Provided data –
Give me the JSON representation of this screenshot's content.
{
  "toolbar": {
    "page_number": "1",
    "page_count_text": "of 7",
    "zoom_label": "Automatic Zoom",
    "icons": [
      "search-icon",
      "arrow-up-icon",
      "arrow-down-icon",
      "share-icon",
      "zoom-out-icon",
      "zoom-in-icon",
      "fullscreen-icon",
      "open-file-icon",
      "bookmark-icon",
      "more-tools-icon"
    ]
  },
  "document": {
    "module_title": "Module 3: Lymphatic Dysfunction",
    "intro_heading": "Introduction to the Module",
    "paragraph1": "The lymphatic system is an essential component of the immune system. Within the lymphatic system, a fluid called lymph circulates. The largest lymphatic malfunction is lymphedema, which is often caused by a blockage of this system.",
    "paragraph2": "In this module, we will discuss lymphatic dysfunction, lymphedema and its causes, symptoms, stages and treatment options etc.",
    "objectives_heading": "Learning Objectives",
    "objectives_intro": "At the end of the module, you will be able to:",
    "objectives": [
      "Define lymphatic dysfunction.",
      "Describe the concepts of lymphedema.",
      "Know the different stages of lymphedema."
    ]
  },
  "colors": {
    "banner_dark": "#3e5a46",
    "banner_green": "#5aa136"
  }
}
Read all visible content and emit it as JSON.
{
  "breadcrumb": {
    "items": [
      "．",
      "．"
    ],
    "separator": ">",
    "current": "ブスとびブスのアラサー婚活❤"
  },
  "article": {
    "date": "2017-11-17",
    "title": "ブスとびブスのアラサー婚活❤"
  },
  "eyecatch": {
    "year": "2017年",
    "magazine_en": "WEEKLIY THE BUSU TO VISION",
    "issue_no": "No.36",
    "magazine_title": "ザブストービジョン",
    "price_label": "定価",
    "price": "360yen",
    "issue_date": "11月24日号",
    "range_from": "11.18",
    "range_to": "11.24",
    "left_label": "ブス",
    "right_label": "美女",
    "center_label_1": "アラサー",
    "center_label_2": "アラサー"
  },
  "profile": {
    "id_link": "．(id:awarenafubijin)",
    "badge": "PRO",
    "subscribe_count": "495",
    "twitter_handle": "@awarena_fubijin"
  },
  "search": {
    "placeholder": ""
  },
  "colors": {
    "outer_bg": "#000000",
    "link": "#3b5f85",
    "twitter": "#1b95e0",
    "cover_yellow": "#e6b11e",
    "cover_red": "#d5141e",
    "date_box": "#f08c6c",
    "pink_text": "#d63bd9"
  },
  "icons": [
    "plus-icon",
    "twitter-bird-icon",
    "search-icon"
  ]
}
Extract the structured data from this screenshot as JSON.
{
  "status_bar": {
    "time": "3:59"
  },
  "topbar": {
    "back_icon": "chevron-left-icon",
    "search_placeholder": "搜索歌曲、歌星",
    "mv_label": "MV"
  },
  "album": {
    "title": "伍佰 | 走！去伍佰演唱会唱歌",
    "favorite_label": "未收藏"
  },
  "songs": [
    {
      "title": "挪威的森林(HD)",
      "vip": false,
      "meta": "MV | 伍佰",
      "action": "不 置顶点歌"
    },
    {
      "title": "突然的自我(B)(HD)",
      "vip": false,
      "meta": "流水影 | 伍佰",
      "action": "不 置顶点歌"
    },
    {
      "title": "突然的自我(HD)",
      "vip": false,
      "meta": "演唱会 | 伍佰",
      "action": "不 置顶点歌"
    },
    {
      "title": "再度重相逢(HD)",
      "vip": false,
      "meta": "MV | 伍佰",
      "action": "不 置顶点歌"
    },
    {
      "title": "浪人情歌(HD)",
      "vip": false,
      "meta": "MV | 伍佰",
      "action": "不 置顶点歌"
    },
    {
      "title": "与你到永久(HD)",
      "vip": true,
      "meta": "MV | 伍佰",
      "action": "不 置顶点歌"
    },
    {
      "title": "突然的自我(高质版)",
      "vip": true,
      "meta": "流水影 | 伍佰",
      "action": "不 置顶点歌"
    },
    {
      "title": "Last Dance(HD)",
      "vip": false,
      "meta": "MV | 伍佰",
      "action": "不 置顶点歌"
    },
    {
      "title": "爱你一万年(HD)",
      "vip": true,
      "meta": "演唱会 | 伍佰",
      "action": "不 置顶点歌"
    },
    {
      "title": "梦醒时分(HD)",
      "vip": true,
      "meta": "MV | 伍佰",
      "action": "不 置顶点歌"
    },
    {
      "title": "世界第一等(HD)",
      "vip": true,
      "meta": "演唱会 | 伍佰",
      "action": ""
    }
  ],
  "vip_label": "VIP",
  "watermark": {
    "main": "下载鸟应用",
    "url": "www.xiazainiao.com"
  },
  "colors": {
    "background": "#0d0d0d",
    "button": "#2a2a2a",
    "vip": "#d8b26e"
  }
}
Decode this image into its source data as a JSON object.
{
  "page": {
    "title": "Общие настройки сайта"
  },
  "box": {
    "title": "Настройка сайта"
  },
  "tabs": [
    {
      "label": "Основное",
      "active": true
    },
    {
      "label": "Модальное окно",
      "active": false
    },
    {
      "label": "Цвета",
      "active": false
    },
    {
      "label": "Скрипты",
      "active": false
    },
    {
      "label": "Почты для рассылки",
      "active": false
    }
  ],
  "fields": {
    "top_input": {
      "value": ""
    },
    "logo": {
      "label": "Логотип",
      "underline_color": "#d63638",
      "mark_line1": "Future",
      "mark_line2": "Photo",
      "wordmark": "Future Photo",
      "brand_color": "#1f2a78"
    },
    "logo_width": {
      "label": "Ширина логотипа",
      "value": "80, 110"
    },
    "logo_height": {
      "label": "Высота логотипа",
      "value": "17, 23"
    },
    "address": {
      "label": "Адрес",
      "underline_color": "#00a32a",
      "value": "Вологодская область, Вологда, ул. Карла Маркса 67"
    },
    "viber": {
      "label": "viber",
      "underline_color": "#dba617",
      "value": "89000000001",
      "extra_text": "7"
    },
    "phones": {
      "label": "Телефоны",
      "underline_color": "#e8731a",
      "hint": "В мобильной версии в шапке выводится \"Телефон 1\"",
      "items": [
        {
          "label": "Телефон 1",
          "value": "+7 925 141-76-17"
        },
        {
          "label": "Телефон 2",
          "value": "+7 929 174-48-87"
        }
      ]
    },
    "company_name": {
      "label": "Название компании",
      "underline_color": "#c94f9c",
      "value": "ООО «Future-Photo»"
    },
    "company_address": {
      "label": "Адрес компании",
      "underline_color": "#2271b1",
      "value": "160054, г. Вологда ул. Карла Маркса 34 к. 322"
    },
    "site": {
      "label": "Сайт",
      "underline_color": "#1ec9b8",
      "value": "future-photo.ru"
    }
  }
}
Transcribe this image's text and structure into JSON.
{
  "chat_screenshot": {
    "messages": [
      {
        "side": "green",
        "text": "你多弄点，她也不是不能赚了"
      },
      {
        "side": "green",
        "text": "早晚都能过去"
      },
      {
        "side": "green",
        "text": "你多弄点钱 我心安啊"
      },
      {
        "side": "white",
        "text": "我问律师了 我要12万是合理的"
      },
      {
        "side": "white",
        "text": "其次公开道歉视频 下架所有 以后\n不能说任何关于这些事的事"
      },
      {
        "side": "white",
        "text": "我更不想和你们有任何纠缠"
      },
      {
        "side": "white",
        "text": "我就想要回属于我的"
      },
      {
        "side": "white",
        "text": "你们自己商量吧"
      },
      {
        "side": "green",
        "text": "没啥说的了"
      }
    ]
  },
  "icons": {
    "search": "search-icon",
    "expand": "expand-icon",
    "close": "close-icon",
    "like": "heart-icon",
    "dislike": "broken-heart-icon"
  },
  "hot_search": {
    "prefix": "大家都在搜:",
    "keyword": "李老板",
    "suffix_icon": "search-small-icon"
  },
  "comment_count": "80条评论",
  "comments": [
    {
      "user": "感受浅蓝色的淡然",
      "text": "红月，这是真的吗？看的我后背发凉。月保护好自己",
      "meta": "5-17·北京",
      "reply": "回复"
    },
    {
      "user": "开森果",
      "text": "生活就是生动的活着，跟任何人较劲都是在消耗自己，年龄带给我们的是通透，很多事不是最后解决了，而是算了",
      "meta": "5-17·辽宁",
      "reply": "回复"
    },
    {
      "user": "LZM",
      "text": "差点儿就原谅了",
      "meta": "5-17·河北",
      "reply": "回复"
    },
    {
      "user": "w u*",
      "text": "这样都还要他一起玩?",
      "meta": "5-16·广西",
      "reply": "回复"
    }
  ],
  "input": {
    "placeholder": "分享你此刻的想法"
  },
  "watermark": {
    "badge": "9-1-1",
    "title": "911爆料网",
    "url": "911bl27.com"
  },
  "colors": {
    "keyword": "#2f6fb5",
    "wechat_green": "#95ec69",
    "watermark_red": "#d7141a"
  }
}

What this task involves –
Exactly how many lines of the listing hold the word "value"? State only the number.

Response box –
10